The Importance of Choosing the Right References – Featuring John Malloy, President of Sanford Rose Associates® – Santee - Original story from eFinancial Careers by Lekan Oguntoyinbo
Think of a job reference as a praise singer and an advocate. A single job reference could be the difference between whether you get that plum job or not.
“References are as important as any part of the hiring process,” John Malloy, president of the Santee office of Sanford Rose, a recruitment firm based in Charleston, S.C., tells eFinancialCareers. “Hand out references only if you know exactly what the reference is going to say.”
Bottom line: choose your references strategically. Here are a few suggestions for selecting references.
“If you are actively engaged in a job search, you should have your references identified,” says Lynne Sarikas, director of Northeastern University’s MBA Career Center. “Identify people you have worked for who can attest to your work. Prepare a list of references with name, title, company, telephone and e-mail contact information. If the person now is at a company other than where you worked together, add a note clarifying the connection. Be sure to verify all contact information in advance to ensure that it is correct before you share it. If you have your general list prepared in advance, it is easy to adapt it to the specific position when needed.”

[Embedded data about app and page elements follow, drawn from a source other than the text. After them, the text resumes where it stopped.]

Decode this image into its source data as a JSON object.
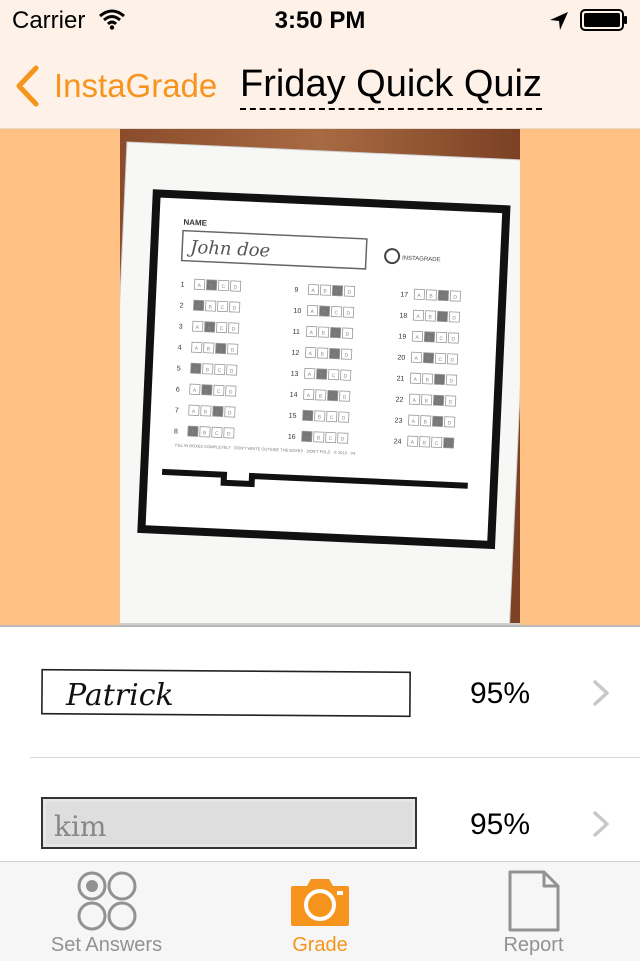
{
  "status_bar": {
    "carrier": "Carrier",
    "time": "3:50 PM"
  },
  "nav": {
    "back_label": "InstaGrade",
    "title": "Friday Quick Quiz"
  },
  "sheet": {
    "name_label": "NAME",
    "student_name": "John doe",
    "logo_text": "INSTAGRADE",
    "footer_text": "FILL IN BOXES COMPLETELY · DON'T WRITE OUTSIDE THE BOXES · DON'T FOLD · © 2013 · V4",
    "question_numbers": [
      "1",
      "2",
      "3",
      "4",
      "5",
      "6",
      "7",
      "8",
      "9",
      "10",
      "11",
      "12",
      "13",
      "14",
      "15",
      "16",
      "17",
      "18",
      "19",
      "20",
      "21",
      "22",
      "23",
      "24"
    ],
    "choices": [
      "A",
      "B",
      "C",
      "D"
    ]
  },
  "results": [
    {
      "name": "Patrick",
      "score": "95%"
    },
    {
      "name": "kim",
      "score": "95%"
    }
  ],
  "tabs": [
    {
      "label": "Set Answers",
      "icon": "set-answers-icon",
      "active": false
    },
    {
      "label": "Grade",
      "icon": "camera-icon",
      "active": true
    },
    {
      "label": "Report",
      "icon": "report-icon",
      "active": false
    }
  ],
  "colors": {
    "accent": "#f7941d",
    "photo_background": "#ffc284",
    "nav_background": "#fdf1e8",
    "tab_inactive": "#929292"
  }
}
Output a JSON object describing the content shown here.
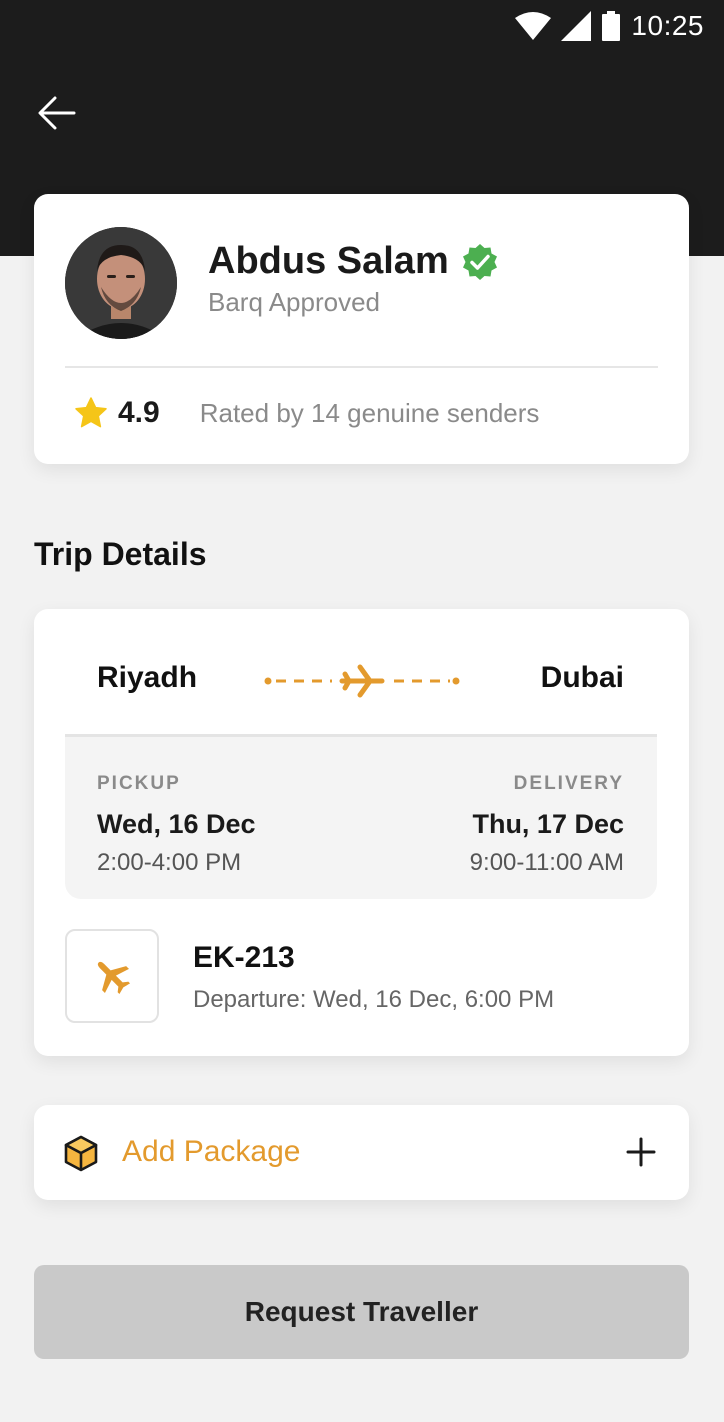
{
  "status_bar": {
    "time": "10:25",
    "icons": [
      "wifi-icon",
      "signal-icon",
      "battery-icon"
    ]
  },
  "header": {
    "back_icon": "arrow-left-icon",
    "background_color": "#1c1c1c"
  },
  "profile": {
    "name": "Abdus Salam",
    "verified_icon": "verified-badge-icon",
    "subtitle": "Barq Approved",
    "rating": "4.9",
    "rating_desc": "Rated by 14 genuine senders"
  },
  "trip": {
    "section_title": "Trip Details",
    "origin": "Riyadh",
    "destination": "Dubai",
    "pickup": {
      "label": "PICKUP",
      "date": "Wed, 16 Dec",
      "time": "2:00-4:00 PM"
    },
    "delivery": {
      "label": "DELIVERY",
      "date": "Thu, 17 Dec",
      "time": "9:00-11:00 AM"
    },
    "flight": {
      "number": "EK-213",
      "departure": "Departure: Wed, 16 Dec, 6:00 PM"
    }
  },
  "package": {
    "label": "Add Package",
    "icon": "package-icon",
    "action_icon": "plus-icon"
  },
  "cta": {
    "label": "Request Traveller"
  },
  "colors": {
    "accent": "#e39a2d",
    "verified": "#4caf50",
    "star": "#f5c518",
    "button_disabled": "#c9c9c9"
  }
}
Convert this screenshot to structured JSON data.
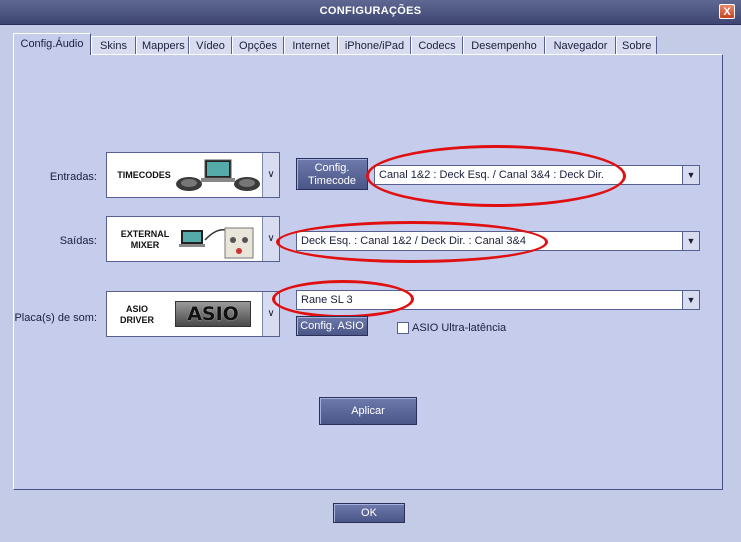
{
  "window": {
    "title": "CONFIGURAÇÕES",
    "close_glyph": "X"
  },
  "tabs": [
    {
      "label": "Config.Áudio",
      "active": true
    },
    {
      "label": "Skins"
    },
    {
      "label": "Mappers"
    },
    {
      "label": "Vídeo"
    },
    {
      "label": "Opções"
    },
    {
      "label": "Internet"
    },
    {
      "label": "iPhone/iPad"
    },
    {
      "label": "Codecs"
    },
    {
      "label": "Desempenho"
    },
    {
      "label": "Navegador"
    },
    {
      "label": "Sobre"
    }
  ],
  "entradas": {
    "label": "Entradas:",
    "selector_caption": "TIMECODES",
    "config_button": [
      "Config.",
      "Timecode"
    ],
    "value": "Canal 1&2 : Deck Esq. / Canal 3&4 : Deck Dir."
  },
  "saidas": {
    "label": "Saídas:",
    "selector_caption": [
      "EXTERNAL",
      "MIXER"
    ],
    "value": "Deck Esq. : Canal 1&2 / Deck Dir. : Canal 3&4"
  },
  "placa": {
    "label": "Placa(s) de som:",
    "selector_caption": [
      "ASIO",
      "DRIVER"
    ],
    "logo_text": "ASIO",
    "value": "Rane SL 3",
    "config_button": "Config. ASIO",
    "checkbox_label": "ASIO Ultra-latência",
    "checkbox_checked": false
  },
  "apply_button": "Aplicar",
  "ok_button": "OK",
  "colors": {
    "annotation": "#e01010",
    "title_bg": "#4b5380",
    "dialog_bg": "#c3cbe7"
  }
}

Choose Appropriate References
Understand the difference between a professional reference and a buddy.
“It’s critical to have former bosses as part of the references,” Malloy says. “Pure character references are fine for people coming out of school. The lack of a former boss on a reference list sends red flags all over the place.”
Choose References Strategically – and Manage Them
“From a career development standpoint, knowing who’s going to be your reference is very important,” says Malloy. “The development of those references is important for your career. Peers are important. Typically, a reference list will include two or three former bosses and two or three peers. Peers need to be prepared, and you can typically prepare them a whole lot better. They should be contacted every time you anticipate references being checked. Management of those references from job to job is really important by the candidate – keeping them informed of what you’re doing and how you’re doing in your career.”
He adds that in some instances, he encourages job seekers to have someone call a reference if they are uncertain of what the reference will say.
Prep Your References
It’s important to brief your references, give them background about the employer, the job and talking points that sell you as the best person for the job.
“Pretty much right away, I’d give you a call and tell you the company, the position and the most critical piece, why they like me,” Dave Denaro, vice president and Boston site lead of Keystone Associates, an outplacement and career transition firm, tells eFinancialCareers. “I’d refresh the reference’s memory as to the kind of work we did together. Why they like me is a very important part of the prep. It makes for a very good reference.”
Keep in Touch
Finally, there’s this important networking tip from Denaro.
“Keep in touch with your old bosses,” he says. “We talk about networking a lot. When you have bosses you worked well with, keep them as part of an ongoing network just in case you need a reference.”
Read more at: http://news.efinancialcareers.com/us-en/104609/the-importance-of-choosing-the-right-references/